TASK DETAILS:
If a line in the listing below includes the word "第五人格", pick it out.

MATERIAL FOR THIS TASK:
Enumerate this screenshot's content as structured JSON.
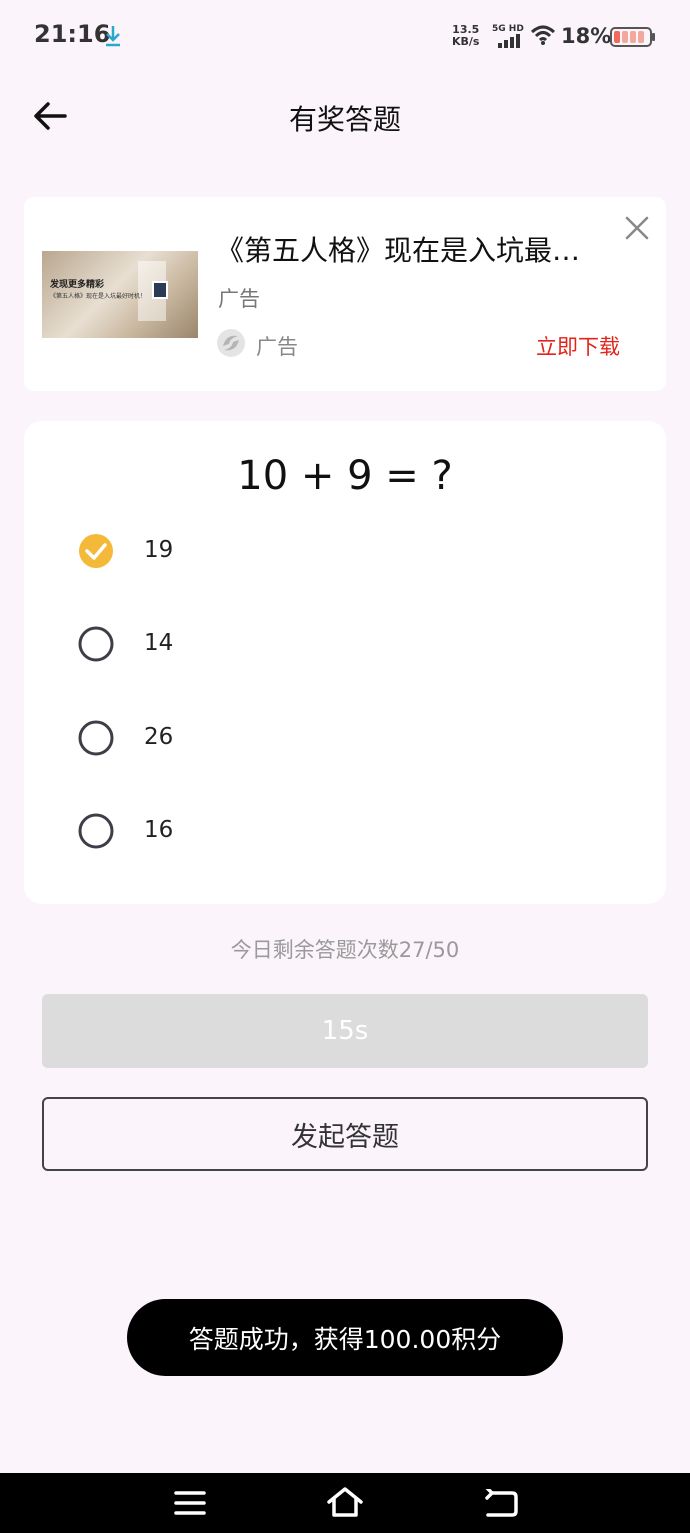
{
  "status_bar": {
    "time": "21:16",
    "net_speed_value": "13.5",
    "net_speed_unit": "KB/s",
    "network_label": "5G HD",
    "battery": "18%"
  },
  "header": {
    "title": "有奖答题"
  },
  "ad": {
    "thumb_headline": "发现更多精彩",
    "thumb_caption": "《第五人格》现在是入坑最好时机！",
    "title": "《第五人格》现在是入坑最…",
    "subtitle": "广告",
    "brand": "广告",
    "download_label": "立即下载"
  },
  "quiz": {
    "question": "10 + 9 = ?",
    "options": [
      {
        "label": "19",
        "selected": true
      },
      {
        "label": "14",
        "selected": false
      },
      {
        "label": "26",
        "selected": false
      },
      {
        "label": "16",
        "selected": false
      }
    ]
  },
  "remaining_text": "今日剩余答题次数27/50",
  "timer_label": "15s",
  "initiate_label": "发起答题",
  "toast": "答题成功，获得100.00积分",
  "colors": {
    "accent": "#f5b93a",
    "ad_download": "#e1251b",
    "background": "#fbf5fb"
  }
}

REPLY:
    "thumb_caption": "《第五人格》现在是入坑最好时机！",
    "title": "《第五人格》现在是入坑最…",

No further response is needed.